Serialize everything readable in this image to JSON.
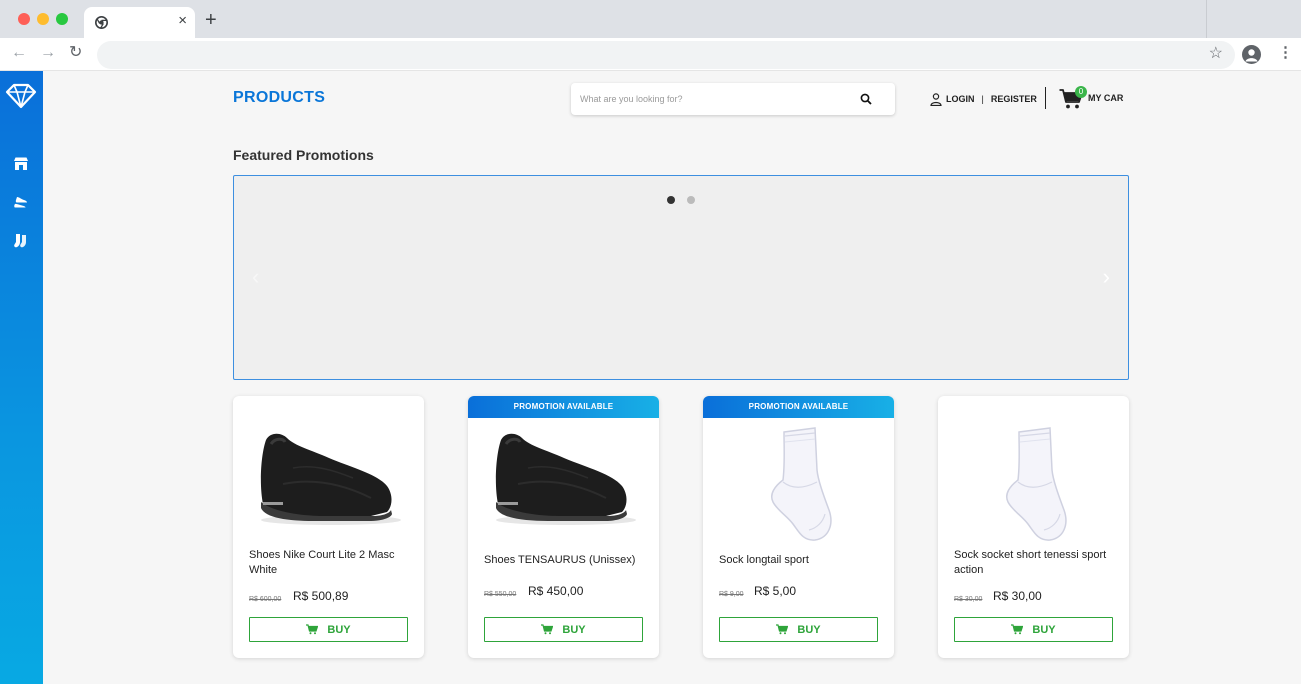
{
  "browser": {
    "close_tab": "×",
    "new_tab": "+",
    "back": "←",
    "forward": "→",
    "reload": "↻",
    "bookmark": "☆",
    "menu": "⋮"
  },
  "sidebar": {
    "items": [
      {
        "icon": "diamond-logo-icon"
      },
      {
        "icon": "store-icon"
      },
      {
        "icon": "shoes-icon"
      },
      {
        "icon": "socks-icon"
      }
    ]
  },
  "header": {
    "title": "PRODUCTS",
    "search_placeholder": "What are you looking for?",
    "login": "LOGIN",
    "separator": "|",
    "register": "REGISTER",
    "cart_count": "0",
    "cart_label": "MY CAR"
  },
  "featured": {
    "title": "Featured Promotions",
    "prev": "‹",
    "next": "›"
  },
  "products": [
    {
      "name": "Shoes Nike Court Lite 2 Masc White",
      "old_price": "R$ 600,00",
      "price": "R$ 500,89",
      "promo": "",
      "buy": "BUY",
      "image": "black-shoe"
    },
    {
      "name": "Shoes TENSAURUS (Unissex)",
      "old_price": "R$ 550,00",
      "price": "R$ 450,00",
      "promo": "PROMOTION AVAILABLE",
      "buy": "BUY",
      "image": "black-shoe"
    },
    {
      "name": "Sock longtail sport",
      "old_price": "R$ 9,00",
      "price": "R$ 5,00",
      "promo": "PROMOTION AVAILABLE",
      "buy": "BUY",
      "image": "white-sock"
    },
    {
      "name": "Sock socket short tenessi sport action",
      "old_price": "R$ 30,00",
      "price": "R$ 30,00",
      "promo": "",
      "buy": "BUY",
      "image": "white-sock"
    }
  ],
  "colors": {
    "brand_blue": "#0a76d8",
    "buy_green": "#2ea43a",
    "badge_green": "#3ab54a"
  }
}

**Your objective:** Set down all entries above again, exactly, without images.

**Task solution:**
Serialize everything readable in this image to JSON.
{
  "browser": {
    "close_tab": "×",
    "new_tab": "+",
    "back": "←",
    "forward": "→",
    "reload": "↻",
    "bookmark": "☆",
    "menu": "⋮"
  },
  "sidebar": {
    "items": [
      {
        "icon": "diamond-logo-icon"
      },
      {
        "icon": "store-icon"
      },
      {
        "icon": "shoes-icon"
      },
      {
        "icon": "socks-icon"
      }
    ]
  },
  "header": {
    "title": "PRODUCTS",
    "search_placeholder": "What are you looking for?",
    "login": "LOGIN",
    "separator": "|",
    "register": "REGISTER",
    "cart_count": "0",
    "cart_label": "MY CAR"
  },
  "featured": {
    "title": "Featured Promotions",
    "prev": "‹",
    "next": "›"
  },
  "products": [
    {
      "name": "Shoes Nike Court Lite 2 Masc White",
      "old_price": "R$ 600,00",
      "price": "R$ 500,89",
      "promo": "",
      "buy": "BUY",
      "image": "black-shoe"
    },
    {
      "name": "Shoes TENSAURUS (Unissex)",
      "old_price": "R$ 550,00",
      "price": "R$ 450,00",
      "promo": "PROMOTION AVAILABLE",
      "buy": "BUY",
      "image": "black-shoe"
    },
    {
      "name": "Sock longtail sport",
      "old_price": "R$ 9,00",
      "price": "R$ 5,00",
      "promo": "PROMOTION AVAILABLE",
      "buy": "BUY",
      "image": "white-sock"
    },
    {
      "name": "Sock socket short tenessi sport action",
      "old_price": "R$ 30,00",
      "price": "R$ 30,00",
      "promo": "",
      "buy": "BUY",
      "image": "white-sock"
    }
  ],
  "colors": {
    "brand_blue": "#0a76d8",
    "buy_green": "#2ea43a",
    "badge_green": "#3ab54a"
  }
}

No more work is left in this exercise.